Mary Jordan and Kevin Sullivan

       We stopped at the grocery store on the way to work this morning and ran into an “elevator girl,” who makes her living riding up and down in the elevator all day long, wearing a silly uniform and a sillier hat, bowing like a puppet, and greeting customers in the unnaturally high voice that Japan has traditionally considered polite and subservient enough for women to use in public.
       In most department stores and the fanciest grocery stores, there is no such thing as riding the elevator by yourself. It would essentially relegate the store to Wal-Mart status if every elevator did not have a “girl.” And of course, very pretty ones are the mark of a very fine store.
       The issues surrounding Japanese women are fascinating and strange. It’s been our experience that Japanese women, on the whole, are more interesting than Japanese men. Men’s lives are all mapped out for them. Japanese men generally graduate from college, hop on a career train, and jump off at the other end 40 years later. Companies are still the defining core of men’s identities. Men don’t say, “I am Hiroshi Suzuki.” They say, “I am Toyota’s Hiroshi Suzuki.” You just don’t introduce yourself without saying what company you belong to. And for the most part, nobody changes companies. If they do, people figure they must have been fired.
       It’s more complicated for women. Especially these days. More of them are choosing to have careers beyond marriage and motherhood. More are working into their 30s or 40s or even longer. More are marrying later in life so as to give themselves time to build a career. But even so, there is still a strong belief here that if women want to work, they should quit when they marry. Or at the very least, when they get pregnant. This remains the norm.
       Needless to say, the Japanese have a hard time figuring out our wacky situation: a married couple with two children, working full time, and–most bizarrely–together. People constantly ask us what in the world we have done with our children; the concept of a baby sitter is foreign. Even the word for co-bureau chief, kyodo sokyokucho, comes rolling off their tongues oddly. No one has heard of it. And no one believes we share the work and that both of us and neither of us is the boss. Japanese people call the office and demand to know: Who is in charge? Once they learn one of the “co-bureau chiefs” is a woman, 99 percent of the time they ask to speak to the man. We have interviewed people together, and the person will listen patiently while Mary asks a question, then turn around and deliver the answer to Kevin.

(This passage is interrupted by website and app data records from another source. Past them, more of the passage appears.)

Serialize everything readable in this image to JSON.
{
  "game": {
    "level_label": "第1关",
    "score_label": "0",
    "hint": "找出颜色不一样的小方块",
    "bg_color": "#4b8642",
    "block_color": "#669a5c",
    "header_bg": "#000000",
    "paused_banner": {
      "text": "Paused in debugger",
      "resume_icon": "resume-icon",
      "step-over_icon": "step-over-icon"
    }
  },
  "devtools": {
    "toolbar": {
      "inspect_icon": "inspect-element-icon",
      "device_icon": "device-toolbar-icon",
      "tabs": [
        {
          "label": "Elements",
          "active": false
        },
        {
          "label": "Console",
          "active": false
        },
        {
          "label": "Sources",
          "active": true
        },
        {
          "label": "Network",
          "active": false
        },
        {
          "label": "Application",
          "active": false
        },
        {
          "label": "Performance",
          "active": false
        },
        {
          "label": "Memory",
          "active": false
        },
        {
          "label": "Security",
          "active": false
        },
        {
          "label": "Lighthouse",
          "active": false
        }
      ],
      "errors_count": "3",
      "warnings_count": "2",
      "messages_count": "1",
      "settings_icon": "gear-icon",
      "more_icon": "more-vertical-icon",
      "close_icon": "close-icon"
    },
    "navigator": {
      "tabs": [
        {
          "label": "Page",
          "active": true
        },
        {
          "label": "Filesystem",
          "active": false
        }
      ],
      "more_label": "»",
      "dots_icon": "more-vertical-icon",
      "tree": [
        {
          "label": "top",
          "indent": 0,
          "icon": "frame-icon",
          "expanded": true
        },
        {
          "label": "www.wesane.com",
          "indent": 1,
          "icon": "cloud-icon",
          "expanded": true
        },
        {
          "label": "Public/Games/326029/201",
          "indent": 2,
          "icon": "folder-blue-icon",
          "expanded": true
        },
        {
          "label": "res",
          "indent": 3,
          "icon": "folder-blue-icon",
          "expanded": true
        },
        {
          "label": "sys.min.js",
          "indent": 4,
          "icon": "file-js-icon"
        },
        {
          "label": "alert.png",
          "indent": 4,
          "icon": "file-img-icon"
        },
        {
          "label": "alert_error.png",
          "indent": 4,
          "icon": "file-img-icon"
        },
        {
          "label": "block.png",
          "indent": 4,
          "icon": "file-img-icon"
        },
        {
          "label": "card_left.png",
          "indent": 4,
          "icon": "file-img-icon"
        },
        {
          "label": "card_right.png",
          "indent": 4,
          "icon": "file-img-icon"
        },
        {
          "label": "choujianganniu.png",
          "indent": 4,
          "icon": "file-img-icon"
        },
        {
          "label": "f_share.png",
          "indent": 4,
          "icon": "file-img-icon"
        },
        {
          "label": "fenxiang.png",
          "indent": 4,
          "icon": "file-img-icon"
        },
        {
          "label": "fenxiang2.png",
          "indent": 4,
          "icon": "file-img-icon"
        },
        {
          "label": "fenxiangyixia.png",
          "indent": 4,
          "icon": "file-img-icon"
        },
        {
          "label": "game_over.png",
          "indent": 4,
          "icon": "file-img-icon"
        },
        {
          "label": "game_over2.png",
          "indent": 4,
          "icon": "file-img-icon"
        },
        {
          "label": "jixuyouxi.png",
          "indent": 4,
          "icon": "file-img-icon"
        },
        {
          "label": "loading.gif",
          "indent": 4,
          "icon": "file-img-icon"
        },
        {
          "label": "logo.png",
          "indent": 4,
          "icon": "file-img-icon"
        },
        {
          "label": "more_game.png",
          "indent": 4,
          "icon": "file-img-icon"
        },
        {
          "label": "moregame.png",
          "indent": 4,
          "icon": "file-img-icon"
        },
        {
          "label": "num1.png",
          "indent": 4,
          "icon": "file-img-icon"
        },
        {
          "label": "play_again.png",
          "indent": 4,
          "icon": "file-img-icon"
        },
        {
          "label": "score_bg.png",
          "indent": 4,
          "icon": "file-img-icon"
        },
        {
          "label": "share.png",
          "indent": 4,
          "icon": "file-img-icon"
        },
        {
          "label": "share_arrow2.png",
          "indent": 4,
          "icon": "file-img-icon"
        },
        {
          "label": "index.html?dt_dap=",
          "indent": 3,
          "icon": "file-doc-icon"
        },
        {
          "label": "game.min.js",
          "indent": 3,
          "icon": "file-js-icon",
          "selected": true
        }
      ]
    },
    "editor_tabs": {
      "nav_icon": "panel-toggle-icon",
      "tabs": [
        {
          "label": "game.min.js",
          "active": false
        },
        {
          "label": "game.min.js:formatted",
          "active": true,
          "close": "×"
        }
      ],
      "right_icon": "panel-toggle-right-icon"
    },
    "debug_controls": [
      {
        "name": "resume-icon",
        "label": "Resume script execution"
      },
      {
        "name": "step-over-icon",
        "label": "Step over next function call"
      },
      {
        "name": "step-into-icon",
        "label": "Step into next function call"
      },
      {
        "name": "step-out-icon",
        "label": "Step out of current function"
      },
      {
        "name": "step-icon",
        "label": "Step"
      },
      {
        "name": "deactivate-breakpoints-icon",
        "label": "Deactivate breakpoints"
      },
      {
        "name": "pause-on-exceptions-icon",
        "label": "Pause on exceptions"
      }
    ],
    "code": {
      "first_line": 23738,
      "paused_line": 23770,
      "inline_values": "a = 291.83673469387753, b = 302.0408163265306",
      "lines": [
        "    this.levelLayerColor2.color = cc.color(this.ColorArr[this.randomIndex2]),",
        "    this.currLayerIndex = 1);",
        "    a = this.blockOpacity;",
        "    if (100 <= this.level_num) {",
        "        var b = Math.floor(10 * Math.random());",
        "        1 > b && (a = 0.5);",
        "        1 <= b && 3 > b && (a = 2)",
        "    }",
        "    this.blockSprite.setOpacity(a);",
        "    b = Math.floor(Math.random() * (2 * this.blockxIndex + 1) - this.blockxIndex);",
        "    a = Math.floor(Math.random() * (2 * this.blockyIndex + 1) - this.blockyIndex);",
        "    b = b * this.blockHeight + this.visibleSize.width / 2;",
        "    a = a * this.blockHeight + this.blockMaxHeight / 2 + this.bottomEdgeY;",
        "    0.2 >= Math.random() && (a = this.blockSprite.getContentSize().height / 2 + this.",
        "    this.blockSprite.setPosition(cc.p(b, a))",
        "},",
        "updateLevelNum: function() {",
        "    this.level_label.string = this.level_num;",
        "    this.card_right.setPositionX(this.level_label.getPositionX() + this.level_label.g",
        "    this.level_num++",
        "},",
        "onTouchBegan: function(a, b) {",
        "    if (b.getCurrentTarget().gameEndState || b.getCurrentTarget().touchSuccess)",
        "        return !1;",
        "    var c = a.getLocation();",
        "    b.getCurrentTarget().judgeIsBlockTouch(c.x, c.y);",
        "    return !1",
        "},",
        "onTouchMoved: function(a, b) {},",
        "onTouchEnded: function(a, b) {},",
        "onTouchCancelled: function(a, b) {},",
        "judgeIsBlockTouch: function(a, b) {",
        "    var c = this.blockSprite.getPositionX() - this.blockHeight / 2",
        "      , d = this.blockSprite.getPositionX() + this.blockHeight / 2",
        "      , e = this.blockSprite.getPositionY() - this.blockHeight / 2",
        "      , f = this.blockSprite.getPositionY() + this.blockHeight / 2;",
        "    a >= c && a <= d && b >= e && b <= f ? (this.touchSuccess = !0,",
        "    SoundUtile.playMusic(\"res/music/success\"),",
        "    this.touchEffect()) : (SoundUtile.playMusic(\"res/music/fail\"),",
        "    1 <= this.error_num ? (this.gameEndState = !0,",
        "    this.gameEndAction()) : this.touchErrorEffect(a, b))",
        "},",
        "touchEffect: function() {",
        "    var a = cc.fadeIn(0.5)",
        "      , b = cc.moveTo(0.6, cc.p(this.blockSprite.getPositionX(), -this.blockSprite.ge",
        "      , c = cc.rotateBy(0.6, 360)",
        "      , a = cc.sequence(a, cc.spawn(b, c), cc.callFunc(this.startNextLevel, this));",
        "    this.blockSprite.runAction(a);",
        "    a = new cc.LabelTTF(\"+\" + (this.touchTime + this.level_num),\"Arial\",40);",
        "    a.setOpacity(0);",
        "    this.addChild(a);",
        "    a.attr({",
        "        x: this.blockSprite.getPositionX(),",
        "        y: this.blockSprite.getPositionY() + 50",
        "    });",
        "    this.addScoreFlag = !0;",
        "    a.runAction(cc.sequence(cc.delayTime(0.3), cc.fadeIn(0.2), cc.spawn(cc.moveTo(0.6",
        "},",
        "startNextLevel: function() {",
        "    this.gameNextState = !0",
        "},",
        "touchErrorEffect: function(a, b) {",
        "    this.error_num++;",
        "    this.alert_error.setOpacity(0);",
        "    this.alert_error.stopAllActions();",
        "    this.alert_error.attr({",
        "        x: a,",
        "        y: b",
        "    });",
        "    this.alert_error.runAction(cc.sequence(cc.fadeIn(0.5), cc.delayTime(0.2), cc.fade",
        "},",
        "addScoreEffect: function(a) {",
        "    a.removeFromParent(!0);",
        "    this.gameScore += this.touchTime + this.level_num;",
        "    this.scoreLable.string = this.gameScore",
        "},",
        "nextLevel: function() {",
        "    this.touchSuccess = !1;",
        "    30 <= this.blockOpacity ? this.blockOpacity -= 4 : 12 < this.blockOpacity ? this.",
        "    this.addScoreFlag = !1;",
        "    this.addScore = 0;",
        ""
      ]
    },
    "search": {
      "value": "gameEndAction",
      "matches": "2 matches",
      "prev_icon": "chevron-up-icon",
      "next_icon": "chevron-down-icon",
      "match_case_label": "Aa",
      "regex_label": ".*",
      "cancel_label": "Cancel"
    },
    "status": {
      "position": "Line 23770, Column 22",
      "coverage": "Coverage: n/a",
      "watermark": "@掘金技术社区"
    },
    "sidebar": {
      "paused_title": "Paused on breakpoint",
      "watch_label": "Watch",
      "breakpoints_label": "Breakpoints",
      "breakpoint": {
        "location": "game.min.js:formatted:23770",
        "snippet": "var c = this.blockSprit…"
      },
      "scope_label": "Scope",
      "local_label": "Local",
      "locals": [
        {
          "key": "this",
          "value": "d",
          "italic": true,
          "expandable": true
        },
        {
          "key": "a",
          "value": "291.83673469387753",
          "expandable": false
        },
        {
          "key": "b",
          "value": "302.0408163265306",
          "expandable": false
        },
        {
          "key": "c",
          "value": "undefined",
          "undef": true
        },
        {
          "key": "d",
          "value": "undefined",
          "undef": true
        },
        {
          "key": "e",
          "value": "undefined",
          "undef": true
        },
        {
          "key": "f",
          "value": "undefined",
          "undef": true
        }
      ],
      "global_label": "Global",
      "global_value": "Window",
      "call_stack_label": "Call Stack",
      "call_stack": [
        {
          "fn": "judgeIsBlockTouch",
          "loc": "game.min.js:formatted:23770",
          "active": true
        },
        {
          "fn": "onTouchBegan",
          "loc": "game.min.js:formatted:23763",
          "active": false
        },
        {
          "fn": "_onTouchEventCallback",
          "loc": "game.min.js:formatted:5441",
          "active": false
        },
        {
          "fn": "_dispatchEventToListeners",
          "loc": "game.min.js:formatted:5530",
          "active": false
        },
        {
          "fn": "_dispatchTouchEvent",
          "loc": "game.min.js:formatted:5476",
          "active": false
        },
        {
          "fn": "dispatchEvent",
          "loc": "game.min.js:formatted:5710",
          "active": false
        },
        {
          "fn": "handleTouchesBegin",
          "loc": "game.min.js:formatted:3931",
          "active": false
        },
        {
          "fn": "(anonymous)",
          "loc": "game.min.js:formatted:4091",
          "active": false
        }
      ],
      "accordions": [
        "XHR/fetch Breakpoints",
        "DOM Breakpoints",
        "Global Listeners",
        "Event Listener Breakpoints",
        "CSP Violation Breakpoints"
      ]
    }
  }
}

       When Walter Mondale was U.S. ambassador here, Japanese people would usually greet him and completely ignore his wife, Joan, who was standing next to him. The Mondales said they once stood in a receiving line at the embassy with Ted Turner and Jane Fonda, who were visiting Japan. The Japanese warmly greeted the men and walked right by the women. This had apparently never happened to Fonda before, and she went ballistic. It’s actually a funny mental picture, but still …
       One of our best friends here is a dynamic Japanese woman who runs her own public-relations firm. She thinks of it as her duty to hire and nurture young Japanese professional women. But it’s making her nuts. As soon as they marry or have a baby, they quit. Our friend ends up spending a lot of time and money training new women to replace the old ones. She’s a guardian angel for Japanese women, but it’s expensive and frustrating.
       On the other hand, when we advertised for a new office manager last year, we got more than 100 applicants, many of them far too qualified. They were highly educated women in their 30s and 40s with years of experience in journalism or business, and they were so hungry to work that they were willing to take a job filing and keeping the books. Most Japanese companies won’t touch women of that age, so foreign firms scoop up these great hires.
       The work that is available to women here is often silly–clerical, mindless or, worse, decorative. Japanese flight attendants recently drew a line when they were asked to wear Mickey Mouse ears to promote trips to Disneyland, but bosses still manage to impose the most amazing outfits on their female employees. The elevator girl at our local grocery store wears a navy blue skirt, high heels, white gloves, and a blue and white straw hat with polka dots. The store has only two floors, so she doesn’t have far to go. All day she bows to each person who enters her elevator and greets them with a cheerful chirp. Up goes the elevator and she talks singsong the whole way, announcing that we’ll soon arrive at the second floor, and thanking you for visiting our store and thanking you for riding this elevator and if you’ll be kind enough to wait just a minute more we’ll be at the second floor and I’m so sorry it takes so long, and here we are. (The effect is especially surreal when you’re the only passenger.) Then she bows and thanks each customer and waits for the down-bound crowd to enter. The men who run Japanese companies see elevator girls as good service. They don’t see this as sexist or demeaning or somehow telling about how they view women’s roles in their company. But they also don’t hire elevator boys.
       Still, young Japanese women are showing spunk. This walking-three-paces-behind-your-man stuff is all but dead among young people. Last night Mary went to Japan’s Chippendale’s–a male strip club called J. Mens–and saw a lot of Japanese women who thought men shouldn’t be the only ones to enjoy a bawdy night on the town. But the strip joint, and the panting Japanese women cutting loose over American men taking off baseball uniforms, is a story for another day.